As I begin my combined 36th year of school as learner and educator, two things recently occurred to me: I have now spent as many years as a teacher as I have as a student and how much the day-to-day realities of what it means to go to school have changed in that time.

Hanging behind my desk, held in place with brightly colored magnets, is a somewhat crude computer-generated image of my classroom, indicating where my students and I need to hide if there is an intruder in the building.

This drawing became a permanent part of my classroom after my first lockdown drill when a team made up of state and local law enforcement officers visited our school, assessed how and where my students and I were pretending to hide, critiqued our efforts and gave us feedback on how best to protect ourselves. We were directed to stay away from the classroom windows and doors, minimize ourselves as targets, and be in a crouched — not kneeling or sitting — position ready to move and, if need be, run. In this scenario, I became a student in my own classroom.

When I began my first teaching job in 2000, I was prepared with an education based on learning pedagogy, student development and classroom management. It never occurred to me then that I would also need instruction in dealing with an active threat in the classroom.

According to Education Week, in 2018 there have been 35 school shootings, 17 of which resulted in injuries or deaths. Thirty-three people lost their lives, 79 percent were students and 21 percent were educators.

I feel deep sadness and anger every time the media reports a new incident of gun violence in a school.
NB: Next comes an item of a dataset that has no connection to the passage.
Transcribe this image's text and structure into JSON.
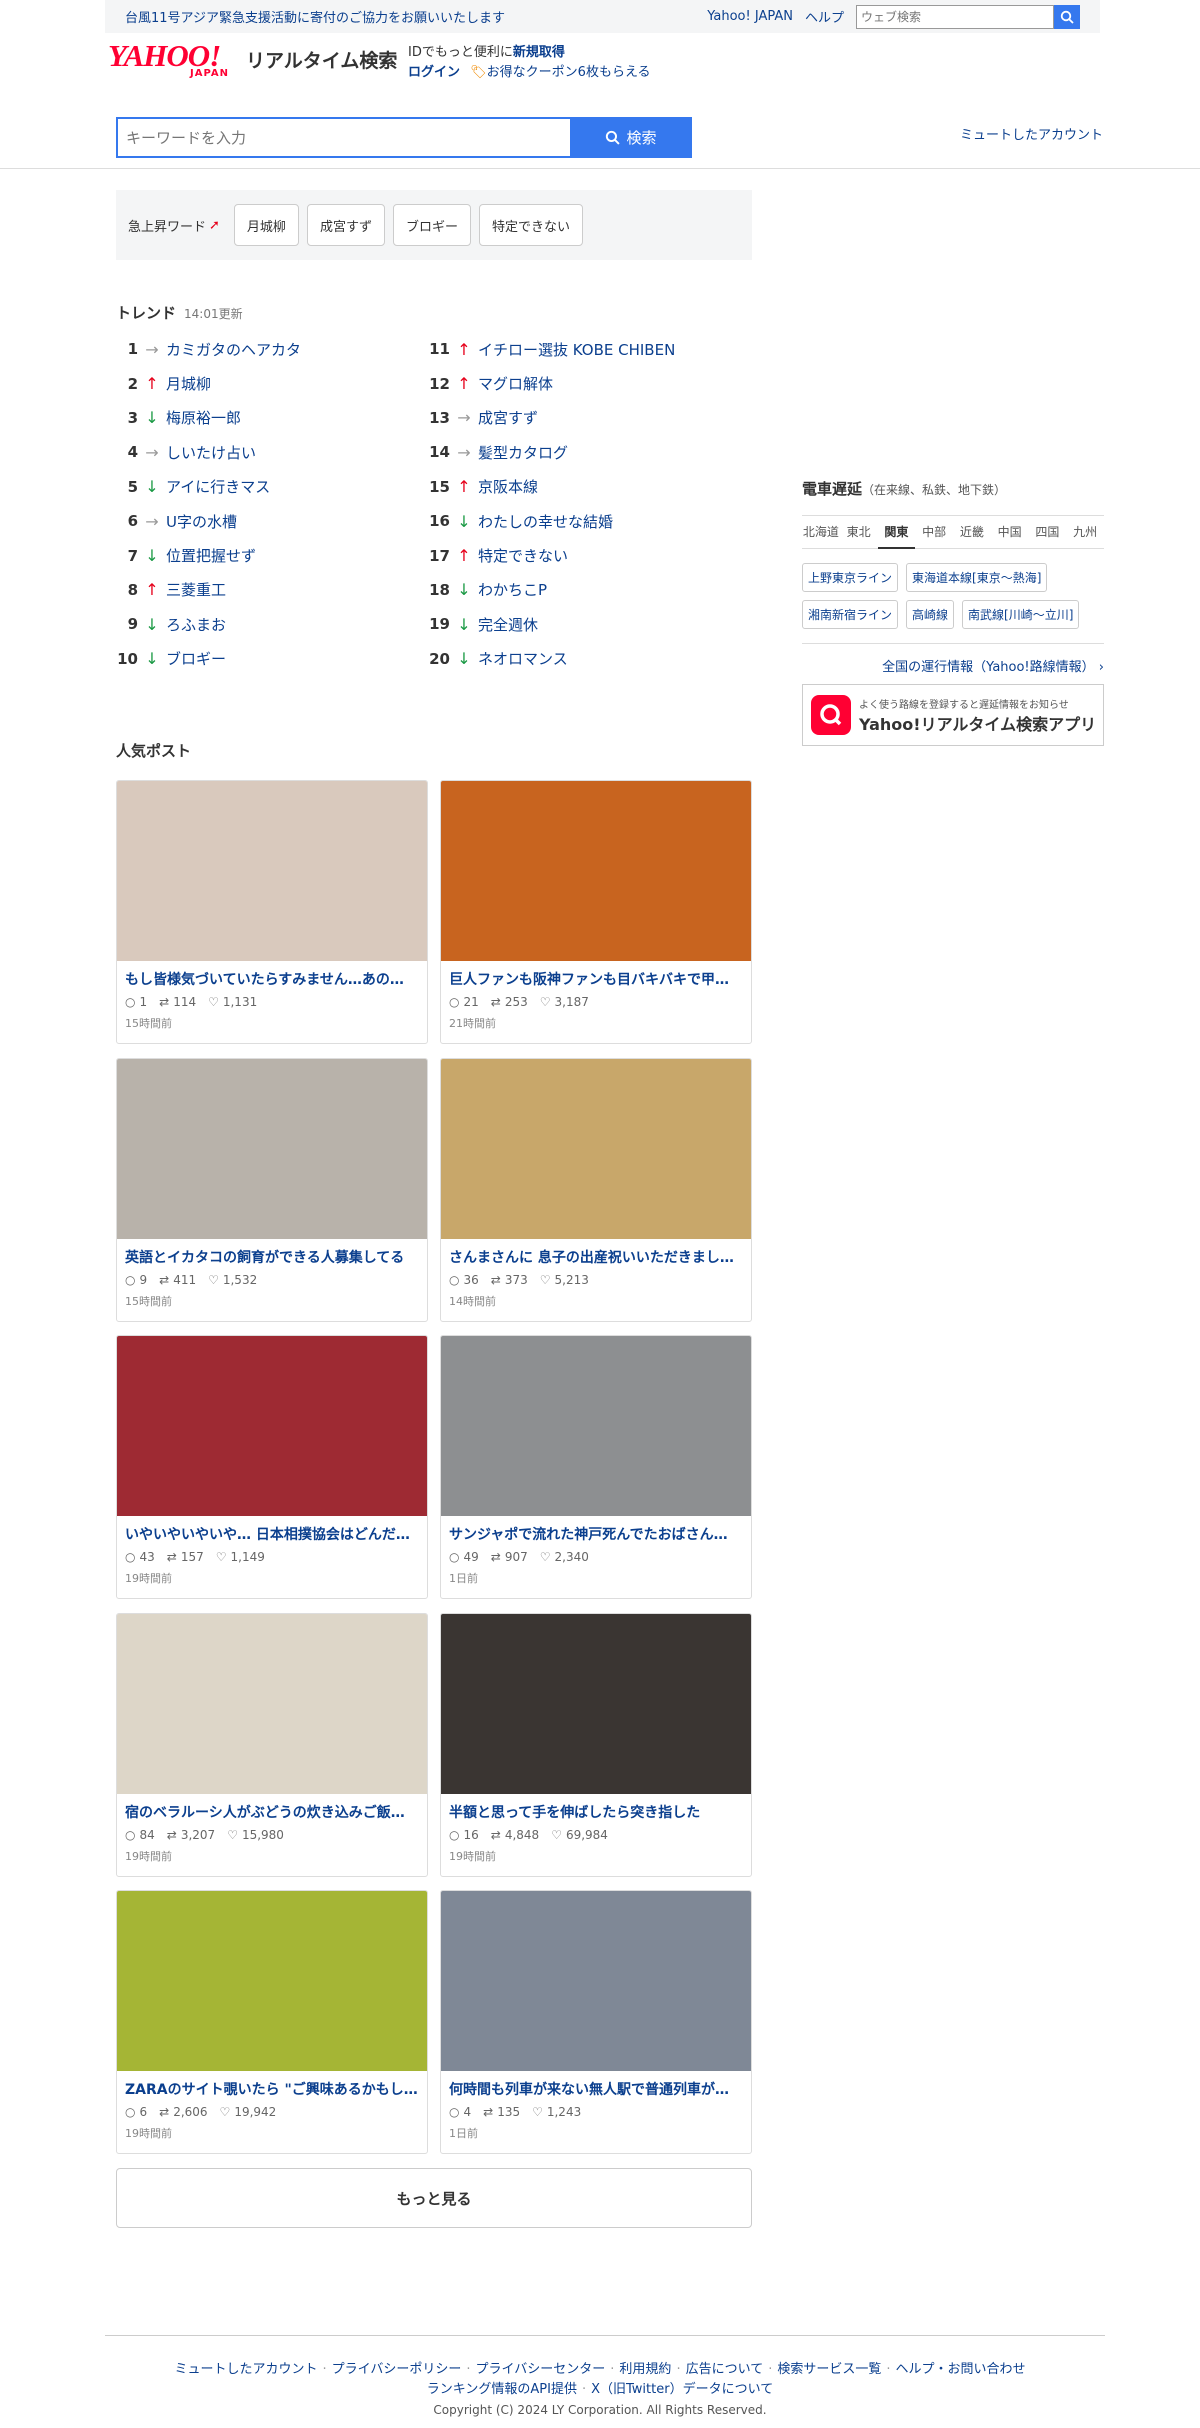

The students at those schools should never have to be part of, or witness to, violence in a place that, for many kids, is where they feel the most safe. Parents should never have to receive a phone call that their child is the victim of gun violence.

I have thought a lot about the “what ifs” in my role as a teacher in my school. What if someone was in the building with a gun, trying to access my classroom, threatening one of my students? I don’t want to think about these things, but the reality is, I have to.

Classrooms have been historically designed to get students out in the event of an emergency, not to keep students in. I know that I will do everything I can to keep my students safe, even if that means that my safety is compromised.

In January, after the school shooting at Marjory Stoneman Douglas High School in Parkland, Florida, a suggestion was made by the Trump administration that authorized teachers at schools should carry guns. Recently, Betsy DeVos, the U.S. secretary of education, has begun an investigation into the possibility of allowing the use of federal funding for this endeavor.

This is a difficult burden to contemplate and I wonder how much this would really help. The emotional distress of a gun in a classroom, for both the teacher and the students, seems to me a key argument that this should never occur, let alone the real danger it poses to law enforcement officials who might enter a classroom without the knowledge of who is allowed to have a firearm.

I am very proud of my students. On their own initiative they have started to speak out. Many of them participated in a local March for Our Lives event. Spurred on by that event, they organized a school walkout where they proceeded to the center of town to hold a rally. They have given speeches, written blogs, and sent letters to Congress. They are mobilized. They want change and so do I.

As a history teacher, my students and I talk about current events in class on a daily basis. Many of our discussions over this past year were about incidents of gun violence in schools. Although we have all just returned to school for a new school year, every one of us eager and excited by the promise of what this year might bring, I am, with a heavy heart, getting ready for another one of these conversations.

Karen Pleasant, of Greenfield, is an associate with the Western Massachusetts Writing Project and is the History Department Chair and International Baccalaureate Coordinator at Stoneleigh-Burnham School in Greenfield.